But then we ended up moving. In the late ’80s we ended up — on a whim — we had a little house up in Waimea on the Big Island and we moved up there. We never came back. We spent about twenty years up there.
MMT: Was that the house I came to?
JWG: Yes. The children grew up there and it was wonderful. We were living as city slickers in the country and like all people who don’t know they’re doing — with horses and cows we’d never been around — we had tremendous adventures. Finally the kids went away to college and they never came back. Kevin worked in Los Angeles, and Kate worked in New York; she worked for Conde Nast Magazines as a writer for them for six or eight years. So we moved back here. We lived up at Tantalus and now we are living at Diamond Head Circle.
MMT: It’s a beautiful house. Convenient and lots of friends…
JWG: Yes. And now I’m down at the Outrigger a lot more again; it’s very handy. Lots of friends there. I make sure my name is not listed on the board as we (laughter).
MMT: You don’t want to be on the In Memorium board.
JWG: No. I think so many aspects of the Club that I enjoyed all along are still there. Of course it’s different people now, and I’m a lot older. I think it’s a wonderful Club, probably the best one anywhere.
MMT: We must never forget we are a water club.
JWG: Yes, and we maintain that tradition for all time.
MMT: Jim I want to thank you very, very much for spending time talking with us. Now we have wonderful stories from you. Sometimes people find it difficult to tell their stories; it is not difficult with you. Mahalo Jim.

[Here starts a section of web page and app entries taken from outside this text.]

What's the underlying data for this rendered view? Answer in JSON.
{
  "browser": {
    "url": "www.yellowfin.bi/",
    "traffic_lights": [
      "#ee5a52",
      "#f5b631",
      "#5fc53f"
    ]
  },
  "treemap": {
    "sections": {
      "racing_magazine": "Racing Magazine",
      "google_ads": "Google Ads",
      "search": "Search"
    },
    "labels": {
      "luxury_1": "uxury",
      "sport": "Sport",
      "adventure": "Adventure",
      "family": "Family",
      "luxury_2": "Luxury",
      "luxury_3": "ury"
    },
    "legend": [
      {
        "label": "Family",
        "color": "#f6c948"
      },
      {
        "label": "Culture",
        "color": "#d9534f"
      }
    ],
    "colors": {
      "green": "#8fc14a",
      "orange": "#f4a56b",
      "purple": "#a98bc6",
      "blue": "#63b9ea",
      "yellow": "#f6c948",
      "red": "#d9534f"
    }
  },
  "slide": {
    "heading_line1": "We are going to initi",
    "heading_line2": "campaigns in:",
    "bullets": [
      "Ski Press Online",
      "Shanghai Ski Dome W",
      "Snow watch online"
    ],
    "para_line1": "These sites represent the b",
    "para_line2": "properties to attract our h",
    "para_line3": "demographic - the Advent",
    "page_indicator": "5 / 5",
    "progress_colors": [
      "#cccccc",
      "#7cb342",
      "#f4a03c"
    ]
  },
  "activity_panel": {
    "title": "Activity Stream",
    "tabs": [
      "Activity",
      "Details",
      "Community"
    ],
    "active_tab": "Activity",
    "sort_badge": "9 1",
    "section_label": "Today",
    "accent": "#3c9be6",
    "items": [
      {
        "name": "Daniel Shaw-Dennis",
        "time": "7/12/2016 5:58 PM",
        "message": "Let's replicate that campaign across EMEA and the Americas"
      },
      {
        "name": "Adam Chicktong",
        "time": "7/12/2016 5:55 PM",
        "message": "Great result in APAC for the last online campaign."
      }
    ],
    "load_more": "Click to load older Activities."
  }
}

JWG: It’s a pleasure. Like you, I wrote and I interviewed people and I think after you’ve done it for so long, you know how to keep their spirits up. When someone didn’t talk, I’d talk or I would introduce them, and the moment then flowed.